A new combination of chemotherapy drugs should become the main therapy for pancreatic cancer, say UK researchers.
The disease is so hard to treat that survival rates have barely changed for decades.
But data, presented at the world's biggest cancer conference, showed long-term survival could be increased from 16% to 29%.
The findings have been described as a "major win", "incredibly exciting" and as offering new hope to patients.
Pancreatic cancer is one of the most deadly cancers, with patients often given just months to live after diagnosis.
It is aggressive, resists treatment and, because pancreatic tumours cause nondescript symptoms, is often found only after it has spread throughout the body.
In the UK alone, 9,400 people are diagnosed with pancreatic cancer and 8,800 die from the disease each year.
The trial on 732 patients - in hospitals in the UK, Sweden, France and Germany - compared the standard chemotherapy drug gemcitabine against a combination of gemcitabine and capecitabine.
The results, released at the American Society of Clinical Oncology's annual conference, showed that average survival times increased from 25 to 28 months.
But there was a far more dramatic impact on long-term survival with 29% of patients alive for at least five years with combination therapy compared with 16% normally.
There was no difference in side-effects.
Prof John Neoptolemos, from the University of Liverpool, who led the study, said: "This important trial shows that this drug combination could give pancreatic patients valuable extra months and even years and so will become the new treatment for patients with this disease.
"The difference in short-term survival may seem modest but improvement in long-term survival is substantial for this cancer.
"This drug combination will become the new standard of care for patients with the disease."
It is not entirely clear why there is the difference in survival rates, but one idea surrounds the new drug being less toxic allowing patients to tolerate higher doses.
Alex Ford, chief executive of Pancreatic Cancer UK, said: "These are incredibly exciting results from a major trial for those diagnosed with this dreadful disease.
"The outlook for pancreatic cancer has been grim.

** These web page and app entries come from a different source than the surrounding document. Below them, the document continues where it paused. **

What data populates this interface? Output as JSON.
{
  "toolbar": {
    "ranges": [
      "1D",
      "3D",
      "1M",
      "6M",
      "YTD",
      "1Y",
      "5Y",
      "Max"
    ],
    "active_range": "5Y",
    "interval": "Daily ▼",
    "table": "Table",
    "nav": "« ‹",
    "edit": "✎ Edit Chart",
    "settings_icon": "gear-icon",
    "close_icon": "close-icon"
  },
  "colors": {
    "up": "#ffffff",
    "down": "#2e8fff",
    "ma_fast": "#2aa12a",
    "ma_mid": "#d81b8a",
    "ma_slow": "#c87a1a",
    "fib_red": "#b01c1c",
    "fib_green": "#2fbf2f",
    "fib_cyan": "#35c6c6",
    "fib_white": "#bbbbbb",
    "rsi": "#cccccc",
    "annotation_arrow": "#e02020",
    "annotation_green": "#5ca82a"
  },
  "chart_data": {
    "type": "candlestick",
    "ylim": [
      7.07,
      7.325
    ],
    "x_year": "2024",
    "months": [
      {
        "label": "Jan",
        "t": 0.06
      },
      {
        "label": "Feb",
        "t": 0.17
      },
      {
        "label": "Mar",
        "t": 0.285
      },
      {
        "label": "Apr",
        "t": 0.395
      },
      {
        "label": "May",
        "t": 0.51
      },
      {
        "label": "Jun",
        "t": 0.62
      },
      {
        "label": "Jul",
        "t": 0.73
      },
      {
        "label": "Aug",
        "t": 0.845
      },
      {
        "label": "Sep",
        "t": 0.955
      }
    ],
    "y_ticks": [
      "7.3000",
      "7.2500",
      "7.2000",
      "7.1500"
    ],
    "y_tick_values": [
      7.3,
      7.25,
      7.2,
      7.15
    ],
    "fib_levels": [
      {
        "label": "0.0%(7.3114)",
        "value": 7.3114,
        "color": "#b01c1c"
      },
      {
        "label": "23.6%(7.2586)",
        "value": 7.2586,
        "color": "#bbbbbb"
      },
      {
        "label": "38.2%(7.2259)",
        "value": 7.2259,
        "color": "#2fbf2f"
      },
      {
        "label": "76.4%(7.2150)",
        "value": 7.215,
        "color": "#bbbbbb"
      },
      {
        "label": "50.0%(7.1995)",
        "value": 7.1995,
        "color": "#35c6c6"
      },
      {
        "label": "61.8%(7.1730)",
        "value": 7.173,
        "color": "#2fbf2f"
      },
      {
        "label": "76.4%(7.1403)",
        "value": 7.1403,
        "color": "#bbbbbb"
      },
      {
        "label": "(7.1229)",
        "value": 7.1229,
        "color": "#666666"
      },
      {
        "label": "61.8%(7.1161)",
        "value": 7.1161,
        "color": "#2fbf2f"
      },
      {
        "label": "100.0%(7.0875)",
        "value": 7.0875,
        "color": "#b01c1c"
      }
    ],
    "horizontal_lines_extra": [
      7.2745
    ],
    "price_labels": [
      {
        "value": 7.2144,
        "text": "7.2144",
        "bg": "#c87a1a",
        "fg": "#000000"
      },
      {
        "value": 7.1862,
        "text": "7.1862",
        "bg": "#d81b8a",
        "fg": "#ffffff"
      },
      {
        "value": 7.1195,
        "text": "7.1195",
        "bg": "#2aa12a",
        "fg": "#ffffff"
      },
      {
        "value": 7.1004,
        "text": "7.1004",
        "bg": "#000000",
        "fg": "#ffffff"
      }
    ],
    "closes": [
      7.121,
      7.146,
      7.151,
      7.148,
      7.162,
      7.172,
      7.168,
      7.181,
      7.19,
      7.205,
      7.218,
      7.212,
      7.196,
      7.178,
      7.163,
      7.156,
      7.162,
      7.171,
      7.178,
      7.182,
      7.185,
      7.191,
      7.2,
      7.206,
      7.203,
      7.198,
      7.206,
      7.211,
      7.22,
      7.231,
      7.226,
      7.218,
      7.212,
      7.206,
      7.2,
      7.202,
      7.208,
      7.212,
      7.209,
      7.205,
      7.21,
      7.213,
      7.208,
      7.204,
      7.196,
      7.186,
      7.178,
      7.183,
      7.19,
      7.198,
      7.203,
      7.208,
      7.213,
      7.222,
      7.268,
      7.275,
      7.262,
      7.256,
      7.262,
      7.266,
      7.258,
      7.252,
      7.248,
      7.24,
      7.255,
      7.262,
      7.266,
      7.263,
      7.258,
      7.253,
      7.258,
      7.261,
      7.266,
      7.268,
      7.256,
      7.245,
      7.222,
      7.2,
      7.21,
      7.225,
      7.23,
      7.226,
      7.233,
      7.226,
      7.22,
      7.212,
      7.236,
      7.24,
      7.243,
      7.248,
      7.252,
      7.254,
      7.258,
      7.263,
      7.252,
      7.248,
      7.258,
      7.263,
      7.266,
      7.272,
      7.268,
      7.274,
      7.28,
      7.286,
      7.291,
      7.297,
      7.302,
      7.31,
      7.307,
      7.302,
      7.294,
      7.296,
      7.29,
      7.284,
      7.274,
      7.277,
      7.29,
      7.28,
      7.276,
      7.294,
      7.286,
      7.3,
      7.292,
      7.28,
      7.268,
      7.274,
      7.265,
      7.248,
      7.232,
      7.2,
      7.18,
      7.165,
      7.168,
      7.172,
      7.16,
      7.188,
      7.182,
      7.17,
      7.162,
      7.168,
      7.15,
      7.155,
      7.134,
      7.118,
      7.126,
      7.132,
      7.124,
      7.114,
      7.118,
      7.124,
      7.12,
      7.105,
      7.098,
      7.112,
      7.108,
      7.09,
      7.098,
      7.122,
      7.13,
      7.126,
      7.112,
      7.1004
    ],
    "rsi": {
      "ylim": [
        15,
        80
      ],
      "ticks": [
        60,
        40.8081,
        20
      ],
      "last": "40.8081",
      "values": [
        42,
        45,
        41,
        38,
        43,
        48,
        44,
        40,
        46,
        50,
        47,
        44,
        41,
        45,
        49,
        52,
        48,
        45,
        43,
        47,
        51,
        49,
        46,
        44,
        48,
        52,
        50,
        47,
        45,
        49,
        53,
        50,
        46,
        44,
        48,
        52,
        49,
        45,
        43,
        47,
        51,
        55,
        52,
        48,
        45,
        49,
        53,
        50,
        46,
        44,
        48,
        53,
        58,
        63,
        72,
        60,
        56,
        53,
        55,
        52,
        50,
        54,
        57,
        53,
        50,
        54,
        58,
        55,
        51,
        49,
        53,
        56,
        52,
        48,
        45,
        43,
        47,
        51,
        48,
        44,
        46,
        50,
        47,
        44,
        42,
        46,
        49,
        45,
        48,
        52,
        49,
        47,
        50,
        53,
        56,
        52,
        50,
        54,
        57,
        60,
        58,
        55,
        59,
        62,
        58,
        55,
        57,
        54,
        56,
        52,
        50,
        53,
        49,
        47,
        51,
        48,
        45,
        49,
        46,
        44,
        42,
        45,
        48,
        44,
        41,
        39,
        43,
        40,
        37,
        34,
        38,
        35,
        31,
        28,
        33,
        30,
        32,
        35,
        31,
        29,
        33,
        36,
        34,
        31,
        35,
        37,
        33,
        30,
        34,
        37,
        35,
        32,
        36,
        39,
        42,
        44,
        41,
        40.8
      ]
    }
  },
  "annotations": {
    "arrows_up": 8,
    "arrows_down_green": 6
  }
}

With few treatment options, survival rates have barely changed in 40 years in the UK. Currently just 5% of pancreatic cancer patients can expect to live for five years.
"At the same time, incidence is set to soar by a third to more than 12,000 people being diagnosed every year by 2030.
"The possibility of increasing survival for those who have undergone surgery for pancreatic cancer will give great hope to hundreds of patients and their families who may benefit. The importance of clinical trials to help transform the outlook for pancreatic cancer cannot be over-estimated.
"We now need to see these results quickly translate to a change in approach by clinicians so that patients start to benefit more widely straightaway."
The study was funded by the charity Cancer Research UK.
Its chief clinician Prof Peter Johnson said: "Pancreatic cancer remains a very difficult disease to find and treat.
"Despite this, we are making steady progress, through trials like this one, where the use of better chemotherapy after surgery was able to increase the number of people surviving the disease."
Around 340,000 people worldwide are diagnosed with pancreatic cancer each year with the highest incidence in North America and Europe.
Dr Smitha Krishnamurthi, from the American Society of Clinical Oncology, said: "Pancreatic cancer remains one of the most hard-to-treat cancers.
"It is a major win to find that adding a generic chemotherapy not only improves survival for these patients, but does so with little effect on patients' quality of life."